## Provided records
########################################

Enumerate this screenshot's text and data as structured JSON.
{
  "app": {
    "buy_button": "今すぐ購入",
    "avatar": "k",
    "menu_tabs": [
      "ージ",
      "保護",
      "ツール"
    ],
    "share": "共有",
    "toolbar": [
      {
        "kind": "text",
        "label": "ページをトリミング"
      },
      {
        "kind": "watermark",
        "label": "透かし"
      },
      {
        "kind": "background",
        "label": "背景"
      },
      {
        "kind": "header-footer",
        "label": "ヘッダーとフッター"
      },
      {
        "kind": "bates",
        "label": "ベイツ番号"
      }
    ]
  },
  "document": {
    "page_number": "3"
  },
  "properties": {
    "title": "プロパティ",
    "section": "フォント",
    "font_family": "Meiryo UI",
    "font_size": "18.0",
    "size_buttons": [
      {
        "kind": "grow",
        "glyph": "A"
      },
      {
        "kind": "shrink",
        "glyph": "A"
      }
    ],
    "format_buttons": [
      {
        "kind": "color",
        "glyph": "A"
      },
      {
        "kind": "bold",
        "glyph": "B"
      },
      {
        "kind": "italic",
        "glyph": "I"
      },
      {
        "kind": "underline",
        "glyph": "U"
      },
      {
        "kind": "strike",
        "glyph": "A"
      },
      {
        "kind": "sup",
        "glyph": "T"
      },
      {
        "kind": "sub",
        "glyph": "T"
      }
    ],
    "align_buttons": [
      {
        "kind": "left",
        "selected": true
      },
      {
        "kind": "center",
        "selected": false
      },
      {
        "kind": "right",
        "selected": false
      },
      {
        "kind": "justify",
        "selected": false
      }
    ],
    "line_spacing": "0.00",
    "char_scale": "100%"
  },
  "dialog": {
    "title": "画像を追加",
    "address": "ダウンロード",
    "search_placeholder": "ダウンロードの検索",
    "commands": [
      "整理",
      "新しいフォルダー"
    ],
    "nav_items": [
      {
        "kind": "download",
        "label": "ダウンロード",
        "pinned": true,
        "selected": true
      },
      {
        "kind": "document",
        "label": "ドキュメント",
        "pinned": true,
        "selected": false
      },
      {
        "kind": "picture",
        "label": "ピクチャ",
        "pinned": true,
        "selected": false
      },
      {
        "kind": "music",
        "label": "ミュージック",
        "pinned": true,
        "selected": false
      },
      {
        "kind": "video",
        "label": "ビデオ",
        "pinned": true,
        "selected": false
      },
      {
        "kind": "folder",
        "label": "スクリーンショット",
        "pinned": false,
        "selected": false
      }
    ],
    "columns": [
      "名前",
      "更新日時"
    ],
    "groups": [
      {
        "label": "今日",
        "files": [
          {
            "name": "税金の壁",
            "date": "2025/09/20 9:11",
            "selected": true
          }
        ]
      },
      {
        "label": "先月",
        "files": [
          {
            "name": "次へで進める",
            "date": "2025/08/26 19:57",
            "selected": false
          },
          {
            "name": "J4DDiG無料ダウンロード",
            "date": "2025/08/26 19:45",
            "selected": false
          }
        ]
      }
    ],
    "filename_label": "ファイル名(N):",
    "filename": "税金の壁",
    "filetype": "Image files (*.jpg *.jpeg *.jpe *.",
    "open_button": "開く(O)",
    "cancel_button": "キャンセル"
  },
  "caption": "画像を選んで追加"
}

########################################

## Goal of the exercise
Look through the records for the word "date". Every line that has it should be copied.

## Answer to this problem
            "date": "2025/09/20 9:11",
            "date": "2025/08/26 19:57",
            "date": "2025/08/26 19:45",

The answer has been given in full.